“Two are better than one, because they have a good reward for their toil. For if they fall, one will lift up his fellow. But woe to him who is alone when he falls and has not another to lift him up! Again, if two lie together, they keep warm, but how can one keep warm alone? And though a man might prevail against one who is alone, two will withstand him—a threefold cord is not quickly broken” (Ecc 4:9-12)
Friendship and social interaction:
“And they devoted themselves to the apostles’ teaching and the fellowship, to the breaking of bread and the prayers. And awe came upon every soul, and many wonders and signs were being done through the apostles. And all who believed were together and had all things in common. And they were selling their possessions and belongings and distributing the proceeds to all, as any had need. And day by day, attending the temple together and breaking bread in their homes, they received their food with glad and generous hearts” (Acts 2:42-47)

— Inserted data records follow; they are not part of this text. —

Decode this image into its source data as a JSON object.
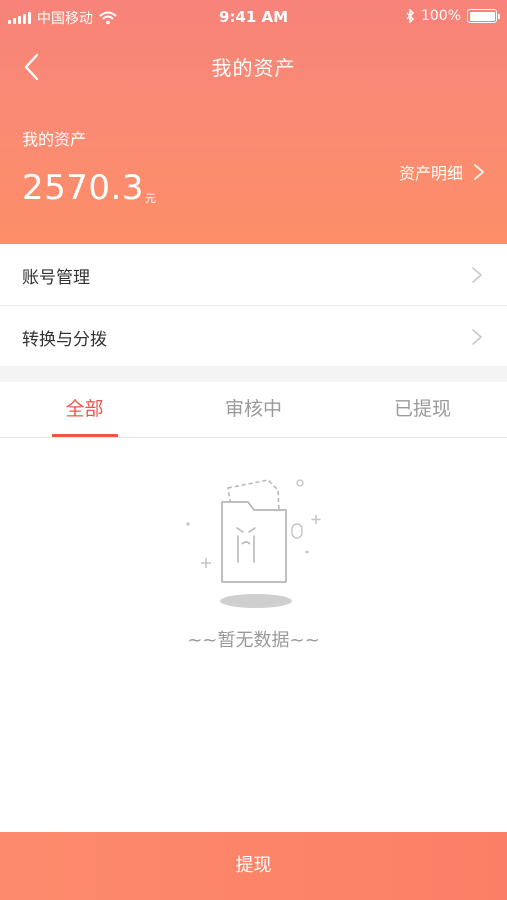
{
  "status_bar": {
    "carrier": "中国移动",
    "time": "9:41 AM",
    "battery": "100%"
  },
  "nav": {
    "title": "我的资产"
  },
  "asset": {
    "label": "我的资产",
    "amount": "2570.3",
    "unit": "元",
    "detail_link": "资产明细"
  },
  "menu": [
    {
      "label": "账号管理"
    },
    {
      "label": "转换与分拨"
    }
  ],
  "tabs": [
    {
      "label": "全部",
      "active": true
    },
    {
      "label": "审核中",
      "active": false
    },
    {
      "label": "已提现",
      "active": false
    }
  ],
  "empty_state": {
    "message": "~~暂无数据~~"
  },
  "bottom_button": {
    "label": "提现"
  },
  "colors": {
    "header": "#fa8a74",
    "accent": "#f0554a",
    "button": "#fd8a6c"
  }
}
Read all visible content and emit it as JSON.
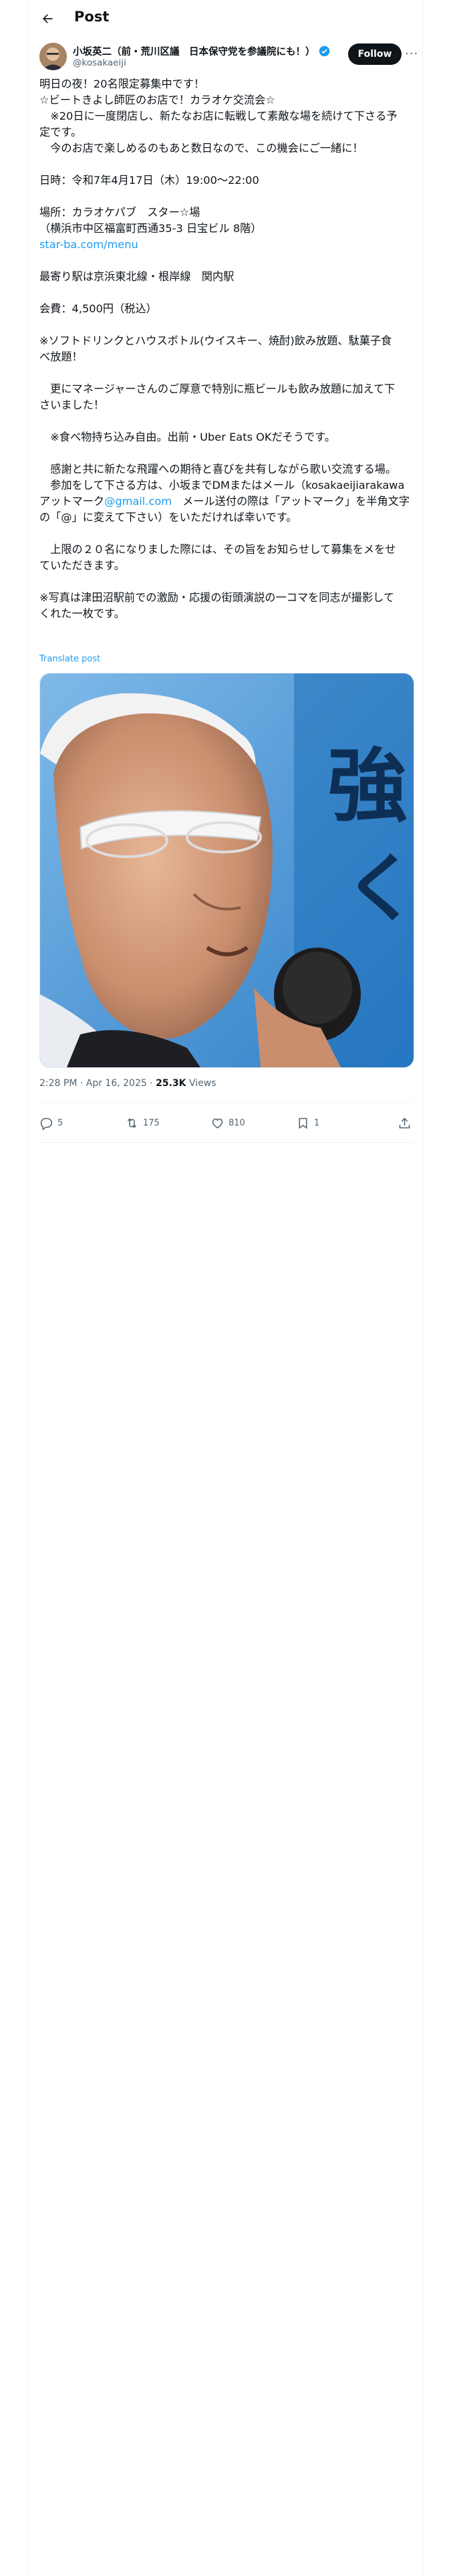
{
  "header": {
    "title": "Post"
  },
  "author": {
    "name": "小坂英二（前・荒川区議　日本保守党を参議院にも！）",
    "handle": "@kosakaeiji"
  },
  "follow_label": "Follow",
  "more_label": "···",
  "post": {
    "lines": [
      {
        "text": "明日の夜！20名限定募集中です！"
      },
      {
        "text": "☆ビートきよし師匠のお店で！カラオケ交流会☆"
      },
      {
        "text": "　※20日に一度閉店し、新たなお店に転戦して素敵な場を続けて下さる予"
      },
      {
        "text": "定です。"
      },
      {
        "text": "　今のお店で楽しめるのもあと数日なので、この機会にご一緒に！"
      },
      {
        "text": ""
      },
      {
        "text": "日時：令和7年4月17日（木）19:00〜22:00"
      },
      {
        "text": ""
      },
      {
        "text": "場所：カラオケパブ　スター☆場"
      },
      {
        "text": "（横浜市中区福富町西通35-3 日宝ビル 8階）"
      },
      {
        "text": "star-ba.com/menu",
        "link": true
      },
      {
        "text": ""
      },
      {
        "text": "最寄り駅は京浜東北線・根岸線　関内駅"
      },
      {
        "text": ""
      },
      {
        "text": "会費：4,500円（税込）"
      },
      {
        "text": ""
      },
      {
        "text": "※ソフトドリンクとハウスボトル(ウイスキー、焼酎)飲み放題、駄菓子食"
      },
      {
        "text": "べ放題！"
      },
      {
        "text": ""
      },
      {
        "text": "　更にマネージャーさんのご厚意で特別に瓶ビールも飲み放題に加えて下"
      },
      {
        "text": "さいました！"
      },
      {
        "text": ""
      },
      {
        "text": "　※食べ物持ち込み自由。出前・Uber Eats OKだそうです。"
      },
      {
        "text": ""
      },
      {
        "text": "　感謝と共に新たな飛躍への期待と喜びを共有しながら歌い交流する場。"
      },
      {
        "text": "　参加をして下さる方は、小坂までDMまたはメール（kosakaeijiarakawa"
      },
      {
        "pre": "アットマーク",
        "link_text": "@gmail.com",
        "post": "　メール送付の際は「アットマーク」を半角文字"
      },
      {
        "text": "の「@」に変えて下さい）をいただければ幸いです。"
      },
      {
        "text": ""
      },
      {
        "text": "　上限の２０名になりました際には、その旨をお知らせして募集をメをせ"
      },
      {
        "text": "ていただきます。"
      },
      {
        "text": ""
      },
      {
        "text": "※写真は津田沼駅前での激励・応援の街頭演説の一コマを同志が撮影して"
      },
      {
        "text": "くれた一枚です。"
      }
    ]
  },
  "translate_label": "Translate post",
  "meta": {
    "time": "2:28 PM · Apr 16, 2025 · ",
    "views": "25.3K",
    "views_label": " Views"
  },
  "actions": {
    "replies": "5",
    "reposts": "175",
    "likes": "810",
    "bookmarks": "1"
  },
  "photo": {
    "sign_text_1": "強",
    "sign_text_2": "く"
  },
  "colors": {
    "accent": "#1d9bf0",
    "text": "#0f1419",
    "secondary": "#536471"
  }
}
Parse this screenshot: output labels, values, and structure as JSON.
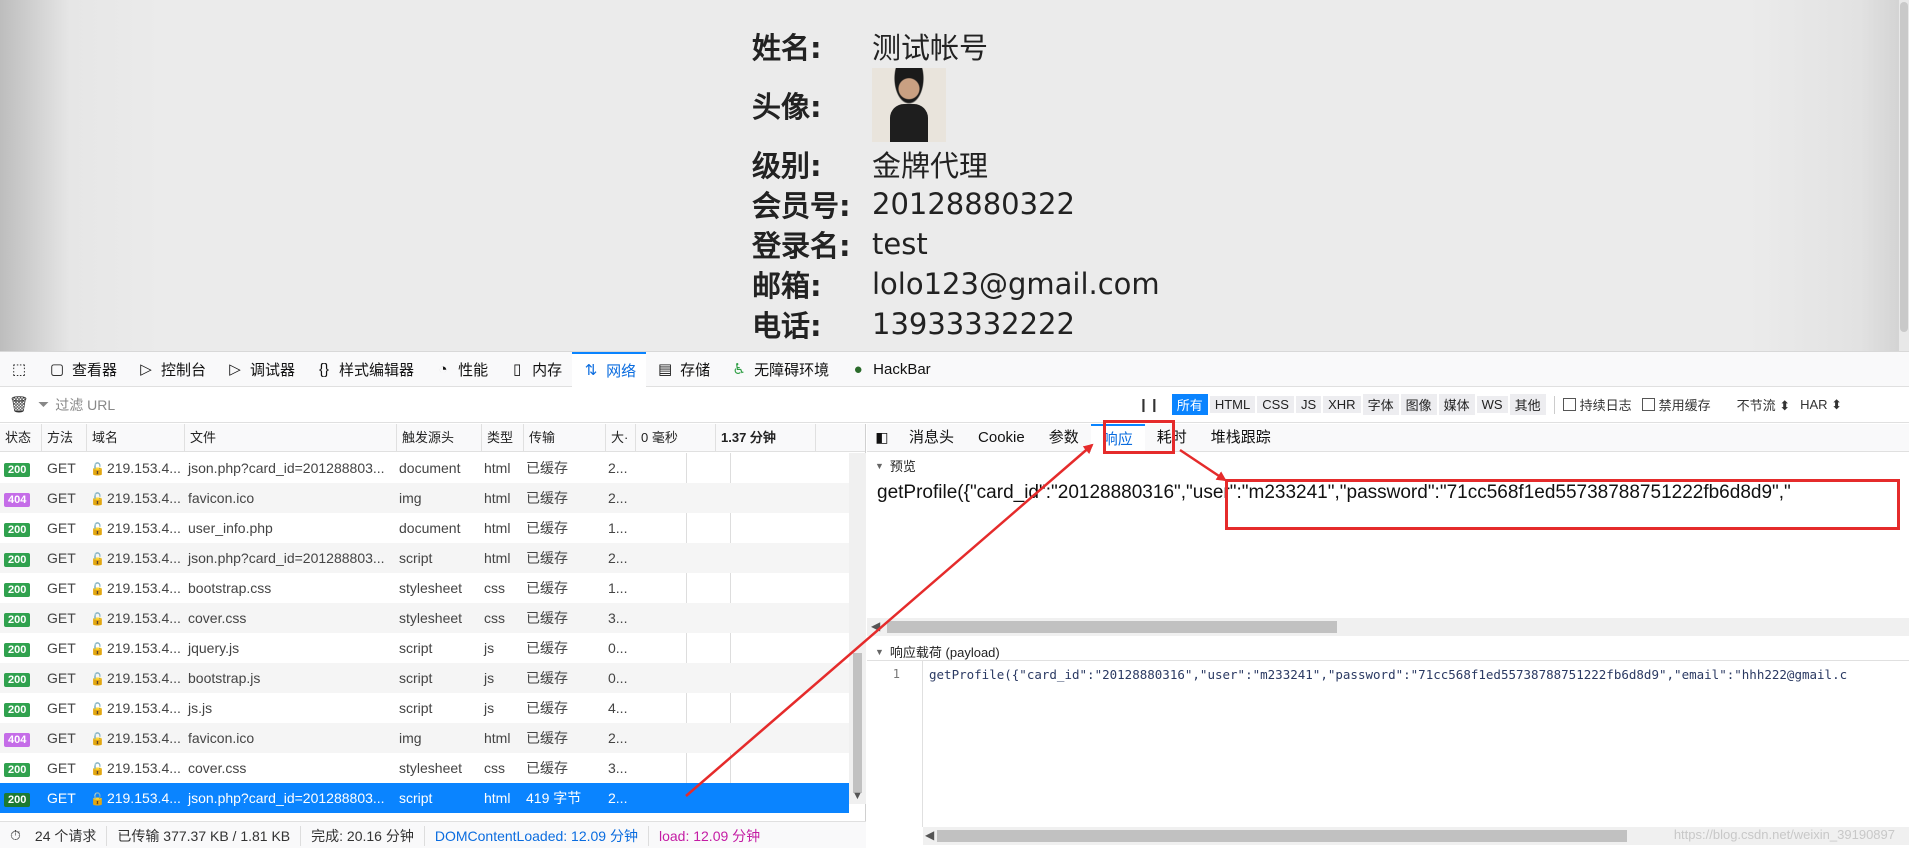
{
  "profile": {
    "rows": [
      {
        "label": "姓名:",
        "value": "测试帐号"
      },
      {
        "label": "级别:",
        "value": "金牌代理"
      },
      {
        "label": "会员号:",
        "value": "20128880322"
      },
      {
        "label": "登录名:",
        "value": "test"
      },
      {
        "label": "邮箱:",
        "value": "lolo123@gmail.com"
      },
      {
        "label": "电话:",
        "value": "13933332222"
      }
    ],
    "avatar_label": "头像:"
  },
  "devtools": {
    "tools": [
      {
        "icon": "▢",
        "label": "查看器"
      },
      {
        "icon": "▷",
        "label": "控制台"
      },
      {
        "icon": "▷",
        "label": "调试器"
      },
      {
        "icon": "{}",
        "label": "样式编辑器"
      },
      {
        "icon": "◔",
        "label": "性能"
      },
      {
        "icon": "▯",
        "label": "内存"
      },
      {
        "icon": "⇅",
        "label": "网络"
      },
      {
        "icon": "▤",
        "label": "存储"
      },
      {
        "icon": "♿",
        "label": "无障碍环境"
      },
      {
        "icon": "●",
        "label": "HackBar"
      }
    ],
    "filter_placeholder": "过滤 URL",
    "filter_tabs": [
      "所有",
      "HTML",
      "CSS",
      "JS",
      "XHR",
      "字体",
      "图像",
      "媒体",
      "WS",
      "其他"
    ],
    "persist_log": "持续日志",
    "disable_cache": "禁用缓存",
    "throttle": "不节流 ⬍",
    "har": "HAR ⬍",
    "columns": {
      "status": "状态",
      "method": "方法",
      "domain": "域名",
      "file": "文件",
      "cause": "触发源头",
      "type": "类型",
      "transfer": "传输",
      "size": "大·",
      "t0": "0 毫秒",
      "t1": "1.37 分钟"
    },
    "requests": [
      {
        "status": "200",
        "method": "GET",
        "domain": "219.153.4...",
        "file": "json.php?card_id=201288803...",
        "cause": "document",
        "type": "html",
        "transfer": "已缓存",
        "size": "2..."
      },
      {
        "status": "404",
        "method": "GET",
        "domain": "219.153.4...",
        "file": "favicon.ico",
        "cause": "img",
        "type": "html",
        "transfer": "已缓存",
        "size": "2..."
      },
      {
        "status": "200",
        "method": "GET",
        "domain": "219.153.4...",
        "file": "user_info.php",
        "cause": "document",
        "type": "html",
        "transfer": "已缓存",
        "size": "1..."
      },
      {
        "status": "200",
        "method": "GET",
        "domain": "219.153.4...",
        "file": "json.php?card_id=201288803...",
        "cause": "script",
        "type": "html",
        "transfer": "已缓存",
        "size": "2..."
      },
      {
        "status": "200",
        "method": "GET",
        "domain": "219.153.4...",
        "file": "bootstrap.css",
        "cause": "stylesheet",
        "type": "css",
        "transfer": "已缓存",
        "size": "1..."
      },
      {
        "status": "200",
        "method": "GET",
        "domain": "219.153.4...",
        "file": "cover.css",
        "cause": "stylesheet",
        "type": "css",
        "transfer": "已缓存",
        "size": "3..."
      },
      {
        "status": "200",
        "method": "GET",
        "domain": "219.153.4...",
        "file": "jquery.js",
        "cause": "script",
        "type": "js",
        "transfer": "已缓存",
        "size": "0..."
      },
      {
        "status": "200",
        "method": "GET",
        "domain": "219.153.4...",
        "file": "bootstrap.js",
        "cause": "script",
        "type": "js",
        "transfer": "已缓存",
        "size": "0..."
      },
      {
        "status": "200",
        "method": "GET",
        "domain": "219.153.4...",
        "file": "js.js",
        "cause": "script",
        "type": "js",
        "transfer": "已缓存",
        "size": "4..."
      },
      {
        "status": "404",
        "method": "GET",
        "domain": "219.153.4...",
        "file": "favicon.ico",
        "cause": "img",
        "type": "html",
        "transfer": "已缓存",
        "size": "2..."
      },
      {
        "status": "200",
        "method": "GET",
        "domain": "219.153.4...",
        "file": "cover.css",
        "cause": "stylesheet",
        "type": "css",
        "transfer": "已缓存",
        "size": "3..."
      },
      {
        "status": "200",
        "method": "GET",
        "domain": "219.153.4...",
        "file": "json.php?card_id=201288803...",
        "cause": "script",
        "type": "html",
        "transfer": "419 字节",
        "size": "2..."
      }
    ],
    "status": {
      "requests": "24 个请求",
      "transferred": "已传输 377.37 KB / 1.81 KB",
      "finish": "完成: 20.16 分钟",
      "dcl": "DOMContentLoaded: 12.09 分钟",
      "load": "load: 12.09 分钟"
    },
    "detail_tabs": [
      "消息头",
      "Cookie",
      "参数",
      "响应",
      "耗时",
      "堆栈跟踪"
    ],
    "preview_label": "预览",
    "preview_text": "getProfile({\"card_id\":\"20128880316\",\"user\":\"m233241\",\"password\":\"71cc568f1ed55738788751222fb6d8d9\",\"",
    "payload_label": "响应载荷 (payload)",
    "line_no": "1",
    "payload_code": "getProfile({\"card_id\":\"20128880316\",\"user\":\"m233241\",\"password\":\"71cc568f1ed55738788751222fb6d8d9\",\"email\":\"hhh222@gmail.c"
  },
  "watermark": "https://blog.csdn.net/weixin_39190897",
  "colors": {
    "accent": "#0a84ff",
    "annotation": "#e52b2b"
  }
}
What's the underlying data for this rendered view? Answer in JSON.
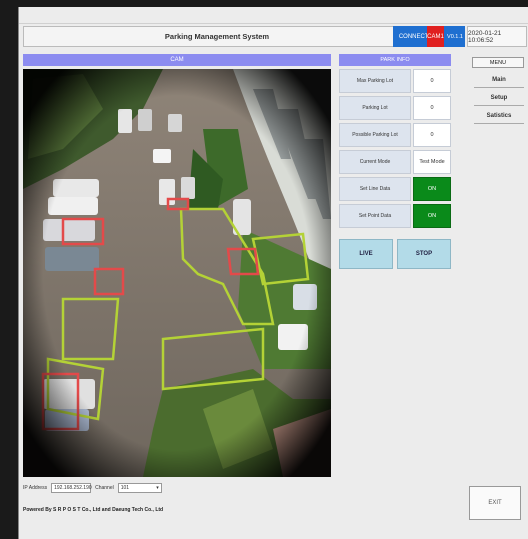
{
  "app": {
    "title": "Parking Management System",
    "connection_label": "CONNECTION",
    "cam_label": "CAM1",
    "version": "V0.1.1",
    "datetime": "2020-01-21 10:06:52"
  },
  "camera": {
    "header": "CAM"
  },
  "park_info": {
    "header": "PARK INFO",
    "rows": [
      {
        "label": "Max Parking Lot",
        "value": "0"
      },
      {
        "label": "Parking Lot",
        "value": "0"
      },
      {
        "label": "Possible Parking Lot",
        "value": "0"
      },
      {
        "label": "Current Mode",
        "value": "Test Mode"
      },
      {
        "label": "Set Line Data",
        "value": "ON"
      },
      {
        "label": "Set Point Data",
        "value": "ON"
      }
    ],
    "live_label": "LIVE",
    "stop_label": "STOP"
  },
  "menu": {
    "header": "MENU",
    "items": [
      "Main",
      "Setup",
      "Satistics"
    ]
  },
  "footer": {
    "ip_label": "IP Address",
    "ip_value": "192.168.252.190",
    "channel_label": "Channel",
    "channel_value": "101",
    "powered_by": "Powered By S R P O S T Co., Ltd and Daeung Tech Co., Ltd",
    "exit_label": "EXIT"
  },
  "colors": {
    "header_purple": "#8c8cf0",
    "on_green": "#0a8a1a",
    "connection_blue": "#1f6fd0",
    "cam_red": "#e02020",
    "button_blue": "#b3dbe8"
  }
}
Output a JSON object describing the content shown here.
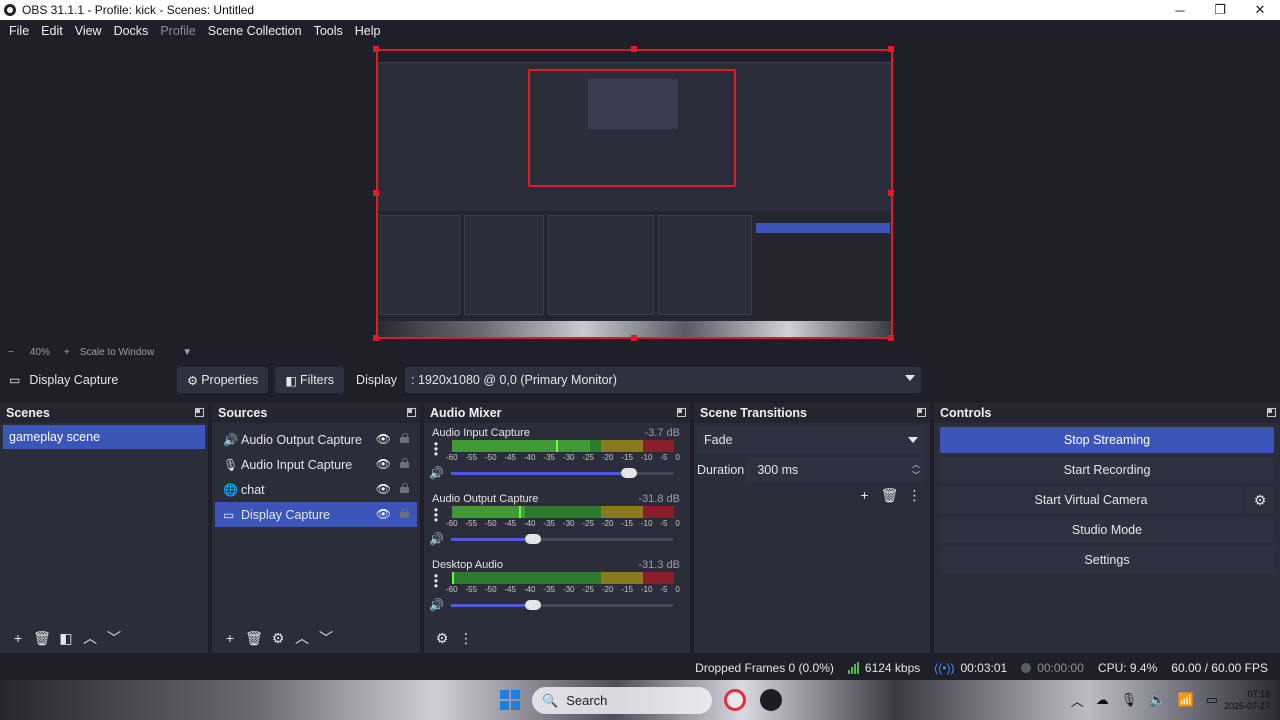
{
  "window": {
    "title": "OBS 31.1.1 - Profile: kick - Scenes: Untitled",
    "controls": [
      "─",
      "❐",
      "✕"
    ]
  },
  "menu": [
    {
      "label": "File",
      "enabled": true
    },
    {
      "label": "Edit",
      "enabled": true
    },
    {
      "label": "View",
      "enabled": true
    },
    {
      "label": "Docks",
      "enabled": true
    },
    {
      "label": "Profile",
      "enabled": false
    },
    {
      "label": "Scene Collection",
      "enabled": true
    },
    {
      "label": "Tools",
      "enabled": true
    },
    {
      "label": "Help",
      "enabled": true
    }
  ],
  "zoom": {
    "minus": "−",
    "value": "40%",
    "plus": "+",
    "mode": "Scale to Window"
  },
  "source_toolbar": {
    "source_name": "Display Capture",
    "properties_label": "Properties",
    "filters_label": "Filters",
    "display_label": "Display",
    "display_value": ": 1920x1080 @ 0,0 (Primary Monitor)"
  },
  "scenes": {
    "title": "Scenes",
    "items": [
      "gameplay scene"
    ]
  },
  "sources": {
    "title": "Sources",
    "items": [
      {
        "label": "Audio Output Capture",
        "icon": "speaker-icon",
        "selected": false
      },
      {
        "label": "Audio Input Capture",
        "icon": "microphone-icon",
        "selected": false
      },
      {
        "label": "chat",
        "icon": "globe-icon",
        "selected": false
      },
      {
        "label": "Display Capture",
        "icon": "monitor-icon",
        "selected": true
      }
    ]
  },
  "mixer": {
    "title": "Audio Mixer",
    "scale": [
      "-60",
      "-55",
      "-50",
      "-45",
      "-40",
      "-35",
      "-30",
      "-25",
      "-20",
      "-15",
      "-10",
      "-5",
      "0"
    ],
    "channels": [
      {
        "name": "Audio Input Capture",
        "db": "-3.7 dB",
        "level": 0.62,
        "peak": 0.47,
        "volume": 0.8
      },
      {
        "name": "Audio Output Capture",
        "db": "-31.8 dB",
        "level": 0.33,
        "peak": 0.3,
        "volume": 0.37
      },
      {
        "name": "Desktop Audio",
        "db": "-31.3 dB",
        "level": 0.0,
        "peak": 0.0,
        "volume": 0.37
      }
    ]
  },
  "transitions": {
    "title": "Scene Transitions",
    "selected": "Fade",
    "duration_label": "Duration",
    "duration_value": "300 ms"
  },
  "controls": {
    "title": "Controls",
    "stop_streaming": "Stop Streaming",
    "start_recording": "Start Recording",
    "start_virtual_camera": "Start Virtual Camera",
    "studio_mode": "Studio Mode",
    "settings": "Settings"
  },
  "status": {
    "dropped_frames": "Dropped Frames 0 (0.0%)",
    "bitrate": "6124 kbps",
    "stream_time": "00:03:01",
    "rec_time": "00:00:00",
    "cpu": "CPU: 9.4%",
    "fps": "60.00 / 60.00 FPS"
  },
  "taskbar": {
    "search_placeholder": "Search",
    "time": "07:18",
    "date": "2025-07-27"
  },
  "colors": {
    "accent": "#3b55b8",
    "background": "#1e1f29",
    "panel": "#2b2d3a",
    "selection_border": "#e01b24"
  }
}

“Therefore, confess your sins to one another and pray for one another, that you may be healed. The prayer of a righteous person has great power as it is working” (James 5:16)
“For just as each of us has one body with many members, and these members do not all have the same function, so in Christ we, though many, form one body” (Rom 12:4-5)
You are so important. You can have a powerful impact on the healing that is in store for a friend or loved one who is experiencing tough challenges and circumstances. God wants to use YOU to show love. He may even call you to help comfort and support a stranger… you just need to be on the lookout! Just as the presence of God brings peace and reassurance, your presence in the life of another could be just what they need to experience restoration and relief.
“When we honestly ask ourselves which person in our lives mean the most to us, we often find that it is those who, instead of giving advice, solutions, or cures, have chosen rather to share our pain and touch our wounds with a warm and tender hand. The friend who can be silent with us in a moment of despair or confusion, who can stay with us in an hour of grief and bereavement, who can tolerate not knowing, not curing, not healing and face with us the reality of our powerlessness, that is a friend who cares.” –Henri J.M. Nouwen, Out of Solitude: Three Meditations on the Christian Life